Exercise objective - Each line in the entries below that holds the word "status" belongs in the answer.
** Materials provided follows **
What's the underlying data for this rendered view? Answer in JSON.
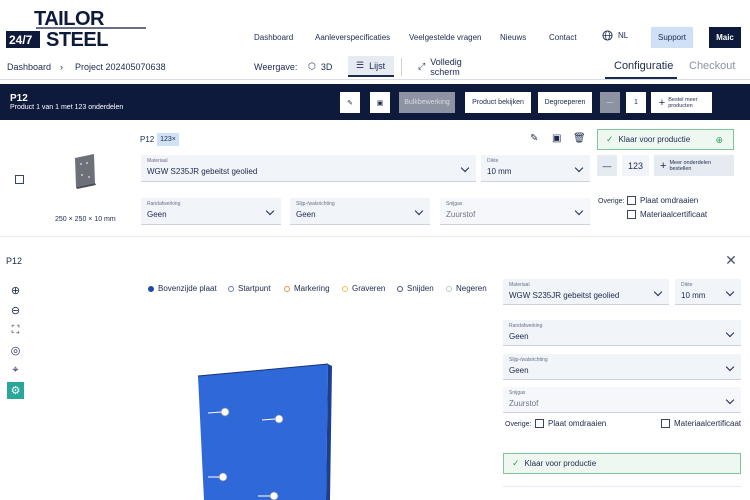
{
  "brand": {
    "logo_top": "TAILOR",
    "logo_bottom": "STEEL",
    "logo_badge": "24/7"
  },
  "nav": {
    "items": [
      "Dashboard",
      "Aanleverspecificaties",
      "Veelgestelde vragen",
      "Nieuws",
      "Contact"
    ],
    "language": "NL",
    "support": "Support",
    "user": "Maic"
  },
  "breadcrumb": {
    "root": "Dashboard",
    "project": "Project 202405070638"
  },
  "view": {
    "label": "Weergave:",
    "option_3d": "3D",
    "option_list": "Lijst",
    "fullscreen": "Volledig scherm"
  },
  "tabs": {
    "configuratie": "Configuratie",
    "checkout": "Checkout"
  },
  "header": {
    "title": "P12",
    "subtitle": "Product 1 van 1 met 123 onderdelen",
    "bulk": "Bulkbewerking",
    "view_product": "Product bekijken",
    "ungroup": "Degroeperen",
    "qty": "1",
    "order_more": "Bestel meer producten"
  },
  "part": {
    "name": "P12",
    "qty_badge": "123×",
    "dims": "250 × 250 × 10 mm",
    "materiaal_label": "Materiaal",
    "materiaal_value": "WGW S235JR gebeitst geolied",
    "dikte_label": "Dikte",
    "dikte_value": "10 mm",
    "rand_label": "Randafwerking",
    "rand_value": "Geen",
    "slijp_label": "Slijp-/walsrichting",
    "slijp_value": "Geen",
    "snijgas_label": "Snijgas",
    "snijgas_value": "Zuurstof",
    "status": "Klaar voor productie",
    "qty": "123",
    "order_more": "Meer onderdelen bestellen",
    "overige_label": "Overige:",
    "plaat_omdraaien": "Plaat omdraaien",
    "materiaalcertificaat": "Materiaalcertificaat"
  },
  "detail": {
    "title": "P12",
    "legend": [
      {
        "label": "Bovenzijde plaat",
        "color": "#1c4aa8",
        "filled": true
      },
      {
        "label": "Startpunt",
        "color": "#6d7bbd",
        "filled": false
      },
      {
        "label": "Markering",
        "color": "#e6944a",
        "filled": false
      },
      {
        "label": "Graveren",
        "color": "#e8c25a",
        "filled": false
      },
      {
        "label": "Snijden",
        "color": "#4a5570",
        "filled": false
      },
      {
        "label": "Negeren",
        "color": "#c0c6d2",
        "filled": false
      }
    ],
    "materiaal_label": "Materiaal",
    "materiaal_value": "WGW S235JR gebeitst geolied",
    "dikte_label": "Dikte",
    "dikte_value": "10 mm",
    "rand_label": "Randafwerking",
    "rand_value": "Geen",
    "slijp_label": "Slijp-/walsrichting",
    "slijp_value": "Geen",
    "snijgas_label": "Snijgas",
    "snijgas_value": "Zuurstof",
    "overige_label": "Overige:",
    "plaat_omdraaien": "Plaat omdraaien",
    "materiaalcertificaat": "Materiaalcertificaat",
    "status": "Klaar voor productie"
  },
  "colors": {
    "navy": "#0e1a3c",
    "accent_blue": "#cfe0f7",
    "teal": "#2aa79b",
    "ok_green": "#2e9f5b",
    "part_blue": "#2f68d8"
  }
}
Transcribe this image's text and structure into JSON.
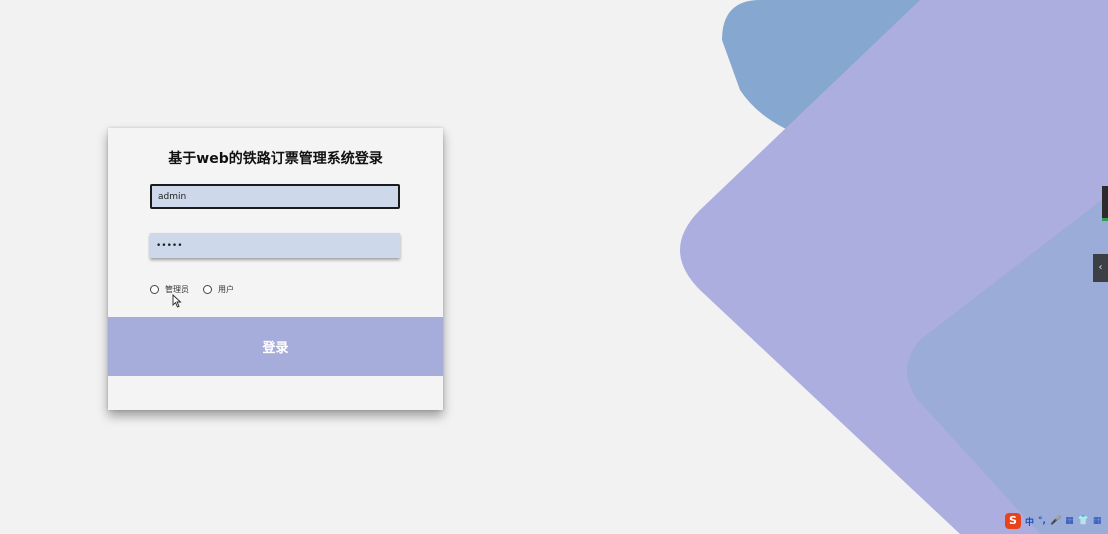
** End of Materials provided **
Task solution -
    "status": "Klaar voor productie",
    "status": "Klaar voor productie"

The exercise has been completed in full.